(Reuters Health) - Between 2005 and 2014, U.S. cancer centers upped their spending on ads targeting the general public, with 890 centers spending $173 million on ads by 2014, according to a new analysis.
Spending more than tripled since 2005 and was highly concentrated among a small number of cancer centers, said study coauthor Laura B. Vater of Indiana University School of Medicine in Indianapolis.
In 2014, 20 of those 890 cancer centers, including big names like Cancer Treatment Centers of America, MD Anderson Cancer Center and Memorial Sloan Kettering Cancer Center, accounted for 86 percent of advertising spending.
Spending on advertising does not necessarily reflect quality of care, however, the authors note.
“Previous research has shown that cancer center advertisements use emotion-based techniques to influence viewers and often do not include information about benefits, risks, or costs of cancer treatment,” Vater told Reuters Health by email. “There is a concern among some physicians that such advertising may persuade patients to pursue high-cost treatments with a low likelihood of improving outcomes.”
The researchers used data from Kantar Media, which tracks content and number of advertisements, on cancer center expenditure in television, magazines, radio, newspapers, billboards and the internet.
TV accounted for most advertising spending in 2005 and 2014, increasing from about $40 million to $80 million, but internet spending saw the greatest relative increase, from $300,000 in 2005 to more than $8 million in 2014, as reported in the JAMA Internal Medicine research letter.
“With increasing healthcare costs and decreasing reimbursement rates, healthcare organizations may strive to increase patient volume for cancer care (a highly profitable clinical service) to offset declining revenue,” Vater said. “Advertising may be one strategy used to improve cancer center recognition and attract patients in an increasingly competitive environment.”

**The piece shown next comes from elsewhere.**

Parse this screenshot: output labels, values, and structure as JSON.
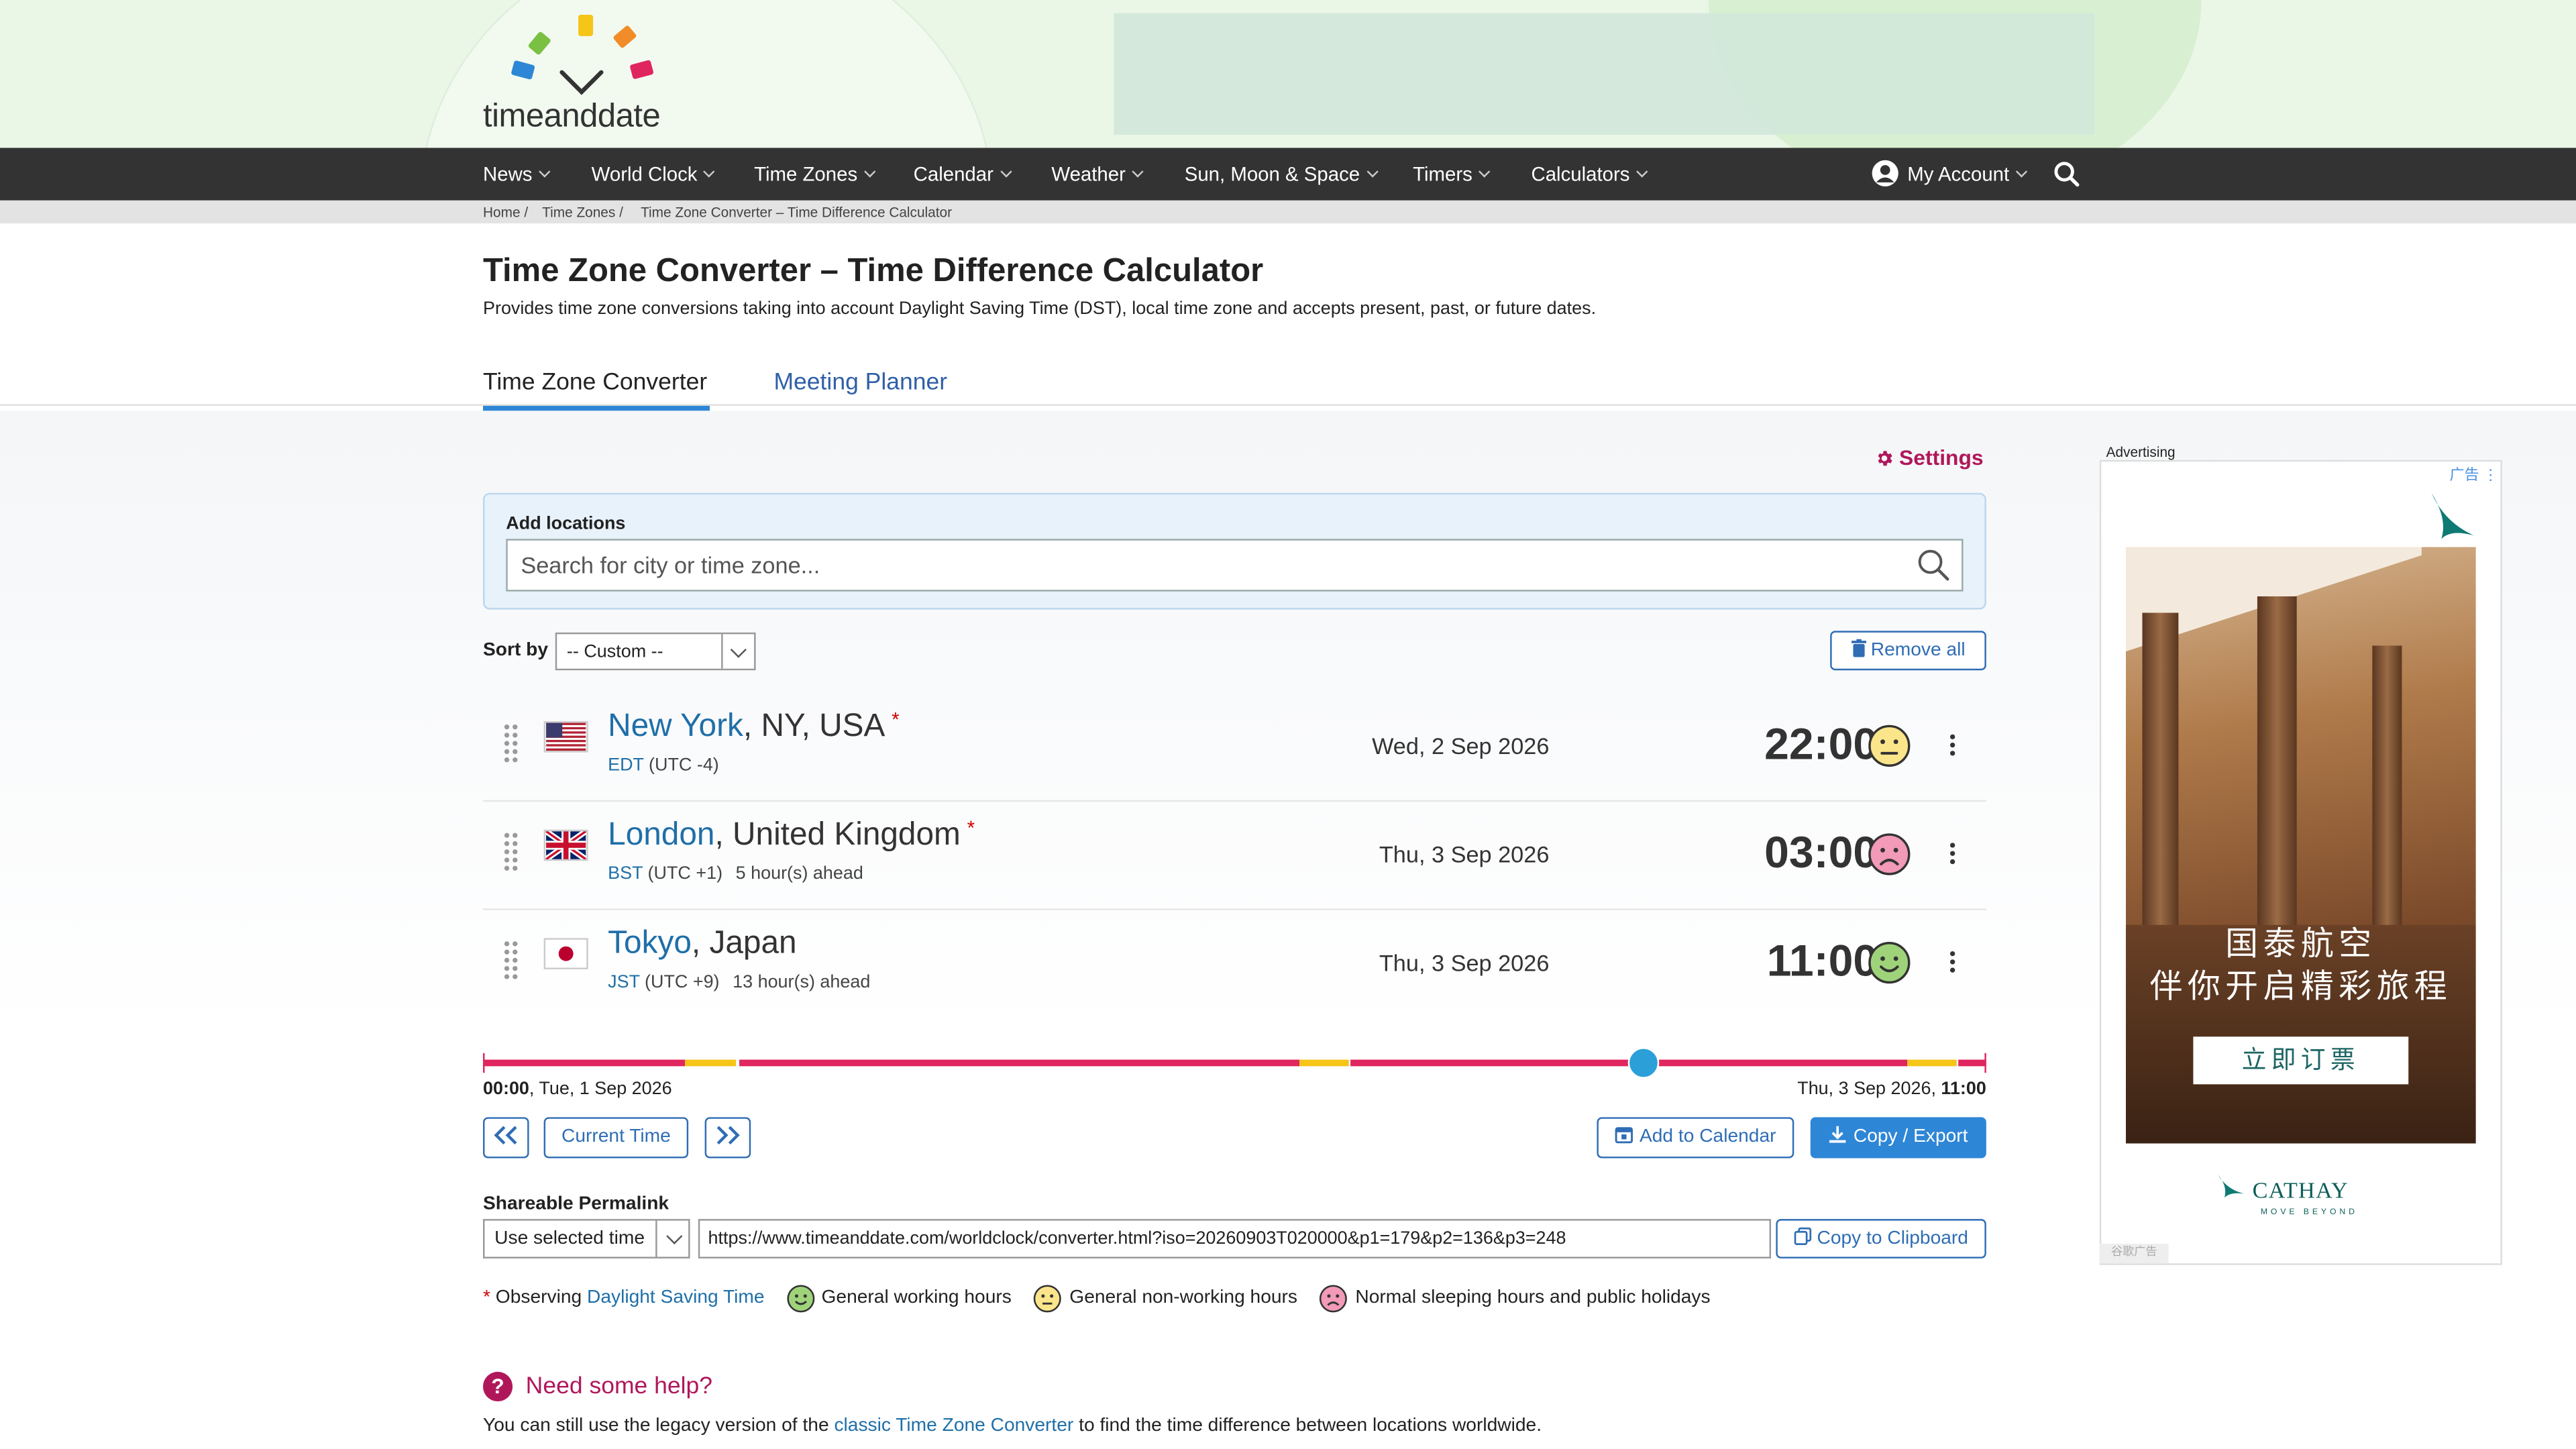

Competition, which is highest in cities like Chicago, Houston, New York City, Philadelphia, Phoenix, Seattle, and Tampa, may fuel some of the biggest expenditures, she said.
“It also appears that cancer centers may be competing for patients outside of their regional markets,” she said. “Cancer centers with the highest advertising spending in 2014 spent a considerable proportion of advertising dollars in national media outlets.”
Ads may make big-name cancer centers look unrealistically good, giving the impression that a cancer patient who does not go to one of these centers is making a mistake, said Dr. Steven Woloshin of the Dartmouth Institute for Health Policy and Clinical Practice in Lebanon, New Hampshire, who co-authored an editorial alongside the results.
“The people who these ads are targeting are really vulnerable,” so it is incumbent on the cancer centers themselves to be responsible, Woloshin said. Certain ads could give people false hope, or cause them to leave their local care system unnecessarily, he told Reuters Health by phone.
Patients should remember not to take ads at face value, he said.
Advertising like this is regulated, by the Federal Trade Commission for for-profit centers and by state attorneys general for nonprofit centers, but officials usually step in only in response to complaints, he said.
Academic centers in particular should commit to doing better on their own, and subject their advertisements to an objective review, Woloshin said.
“Among the 20 centers with the highest spending in 2014, more than half were not designated by the National Cancer Institute, and three were not accredited by the Commission on Cancer,” Vater said. “The public should be aware that cancer centers spending the most on advertising may not necessarily provide the highest quality of cancer care.”
SOURCE: bit.ly/29sTfAS JAMA Internal Medicine, online July 11, 2016.